Based on the Transboundary Haze Pollution Act 2014, Singapore can prosecute individuals and companies that are responsible for the haze that spreads across boundaries. Singaporean authorities stated that they are prepared to prosecute and showed their commitment by ordering six suppliers of Asia Pulp and Paper, one of Indonesia's largest pulp and paper companies, to come to Singapore and explain their plans to prevent forest fires on their lands. Singapore's Environment and Water Resources Minister Masagos Zulkifli, who can rely on support of the international community, said companies responsible for the haze that spreads to Singapore and who fail to implement measures that can prevent such haze spreading to neighboring countries can face fines up to USD $100,000 per day.

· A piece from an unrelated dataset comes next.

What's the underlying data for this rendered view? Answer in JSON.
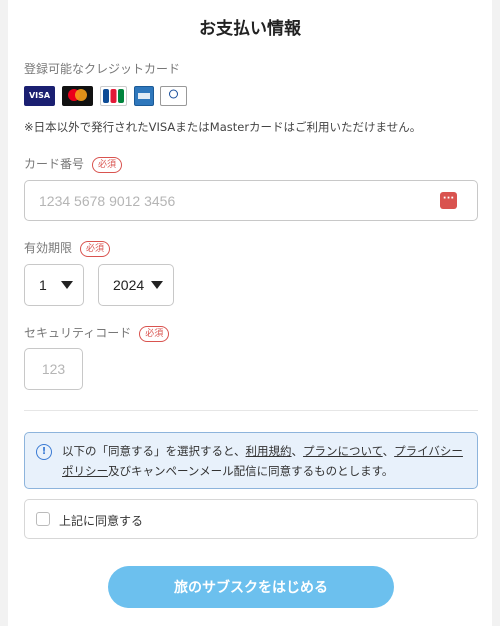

The National Environment Agency (NEA) of Singapore obtained a court warrant against an Indonesian director who failed to show up for an interview in which he would have been asked questions about his company's measures to combat forest fires on its concession land. Each year, forest fires are rampant on Sumatra and Kalimantan as farmers use slash-and-burn techniques to make way for further palm oil or pulp & paper expansion. Based on a World Bank report released in December 2015, the man-made forest fires and toxic haze cost Indonesia an estimated IDR 221 trillion (USD $16 billion or 1.9 percent of the country's gross domestic product) between June and October 2015 when more than 100,000 man-made forest fires destroyed some 2.6 million hectares of land.
Earlier, Indonesia's Environment and Forestry Minister Siti Nurbaya Bakar said certain bilateral collaborations between Indonesia and Singapore would be terminated while others became subject to a "substantial review" after NEA made efforts to prosecute Indonesians under the laws of Singapore.
This is an international issue because the smoke was generated in Indonesia and caused damage in other countries. Just because someone in government or the government does not want to be responsible does not mean that the international community will not take action. Because the government has issued a statement pf nonsupport; it is logical that the government would take on the burden of paying for the damages. Indonesian assets in other countries could be confiscated and sold at auction to pay for the damages. Do not just turn away and not address the problem; Indonesia should defend itself in Singapore courts to avoid increased losses.